➢ Why did the French encourage the British to attack the Somme? Because the French were suffering at Verdun and they believed it would take the pressure off them ➢ How did the Battle of the Somme begin?
5-day bombardment of the enemy trenches. 10 minutes before the men advanced a massive mine was detonated at Hawthorne Ridge. The men attacked at 7.30 on July 1st ➢ Why did the initial stage not work?
The Germans had withdrawn into deeply dug bunkers.
The barbed wire hadn’t been cut.
The Germans had heard many of the plans on tapped telephone lines. The Germans were on high ground with a good view of the attacking forces Many of the shells provided for the allies were of poor quality ➢ How many casualties were there at the Somme?

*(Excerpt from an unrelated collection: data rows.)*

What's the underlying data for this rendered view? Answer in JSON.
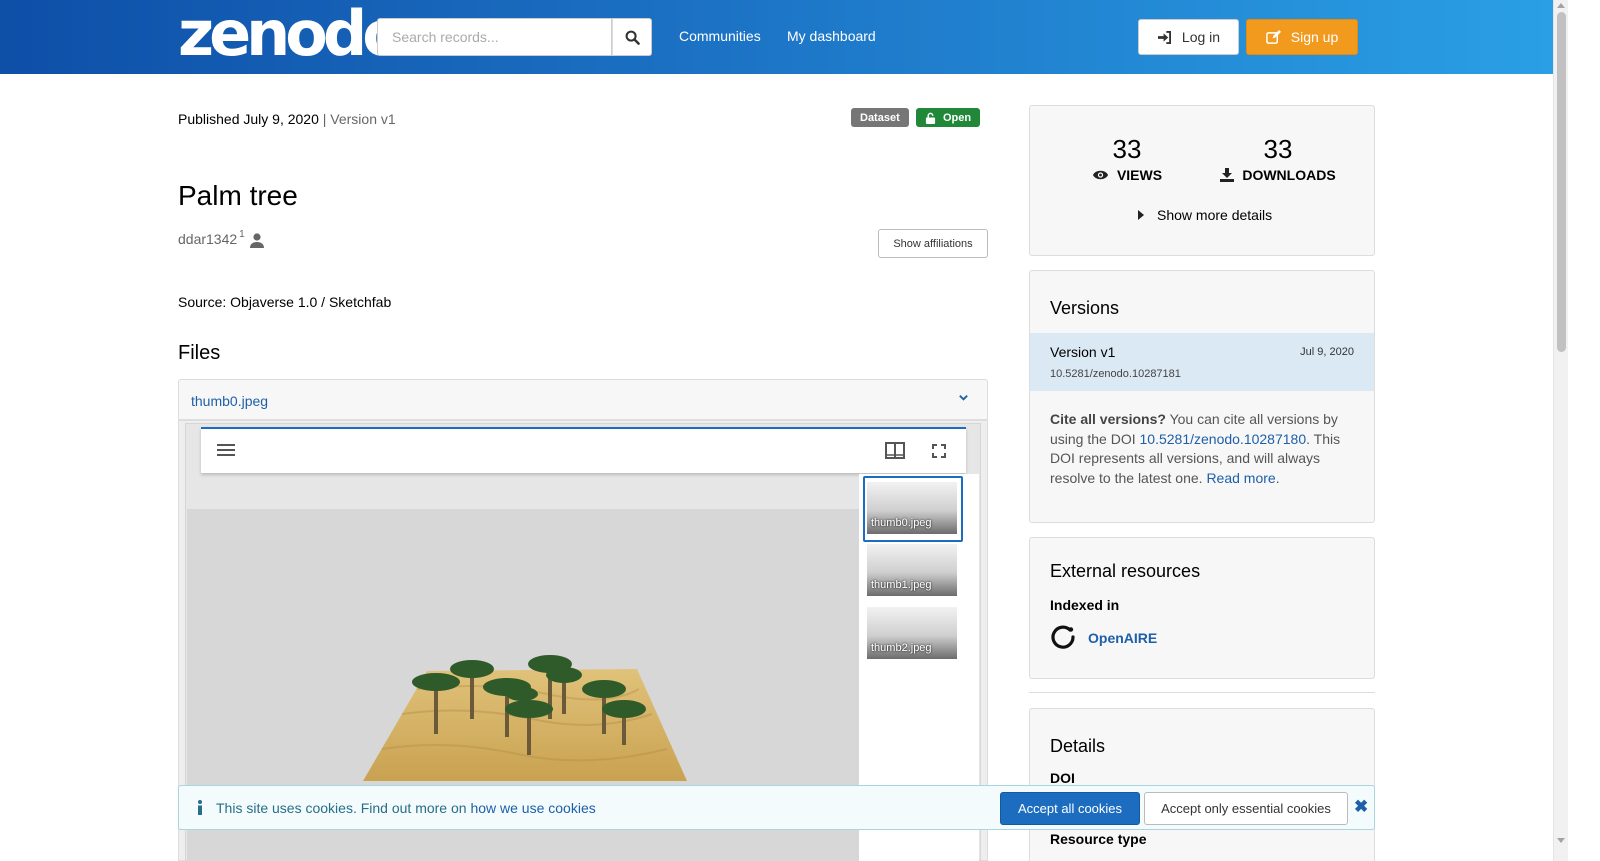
{
  "header": {
    "logo_text": "zenodo",
    "search_placeholder": "Search records...",
    "nav": [
      "Communities",
      "My dashboard"
    ],
    "login_label": "Log in",
    "signup_label": "Sign up"
  },
  "record": {
    "published": "Published July 9, 2020",
    "version": "| Version v1",
    "badges": [
      "Dataset",
      "Open"
    ],
    "title": "Palm tree",
    "creator": "ddar1342",
    "creator_affiliation_sup": "1",
    "show_affiliations_label": "Show affiliations",
    "source": "Source: Objaverse 1.0 / Sketchfab"
  },
  "files": {
    "heading": "Files",
    "open_file": "thumb0.jpeg",
    "thumbnails": [
      "thumb0.jpeg",
      "thumb1.jpeg",
      "thumb2.jpeg"
    ]
  },
  "stats": {
    "views_count": "33",
    "views_label": "VIEWS",
    "downloads_count": "33",
    "downloads_label": "DOWNLOADS",
    "more_details_label": "Show more details"
  },
  "versions": {
    "title": "Versions",
    "current": {
      "name": "Version v1",
      "date": "Jul 9, 2020",
      "doi": "10.5281/zenodo.10287181"
    },
    "cite_bold": "Cite all versions?",
    "cite_text_1": " You can cite all versions by using the DOI ",
    "cite_doi": "10.5281/zenodo.10287180",
    "cite_text_2": ". This DOI represents all versions, and will always resolve to the latest one. ",
    "read_more": "Read more"
  },
  "external": {
    "title": "External resources",
    "indexed_in": "Indexed in",
    "openaire": "OpenAIRE"
  },
  "details": {
    "title": "Details",
    "doi_label": "DOI",
    "resource_type_label": "Resource type"
  },
  "cookies": {
    "text": "This site uses cookies. Find out more on ",
    "link": "how we use cookies",
    "accept_all": "Accept all cookies",
    "accept_essential": "Accept only essential cookies",
    "close_symbol": "✖"
  },
  "colors": {
    "header_start": "#0e4fa8",
    "header_end": "#2aa0e6",
    "signup": "#f29a1e",
    "open_badge": "#21883a",
    "link": "#1e5fa8"
  }
}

60,000 including 20,000 deaths
➢ When did the British first use tanks?
15th September 1916
➢ How successful were these tanks at the Somme?
By the end of the first day all the tanks had been eliminated, got stuck in the mud or broken down. ➢ What were the problems with these early tanks?
They were unreliable, noisy, and very hot. Many got stuck in the mud. ➢ When did the Battle of the Somme end?
➢ How many lives were lost at the Somme?
420,000 British, 200,000 French and 500,000 Germans
➢ Why did the Somme fail?
Advances had been too slow
➢ When enemy lines were broken support had been to slow
Artillery attacks failed to destroy the defences- deep dug outs and barbed wire in tact They warned the Germans that an attack was about to begin by having a ten minute gap between the heavy underground mine and the offensive Many of these problems can be blamed on the tactics of the Generals ➢ What were the positive consequences of the Somme?
Verdun had been saved as the attack in the Somme took some of the pressure off the French Tanks and aerial photography used for the first time
German losses had long term effect on the German army
British army had shown that it...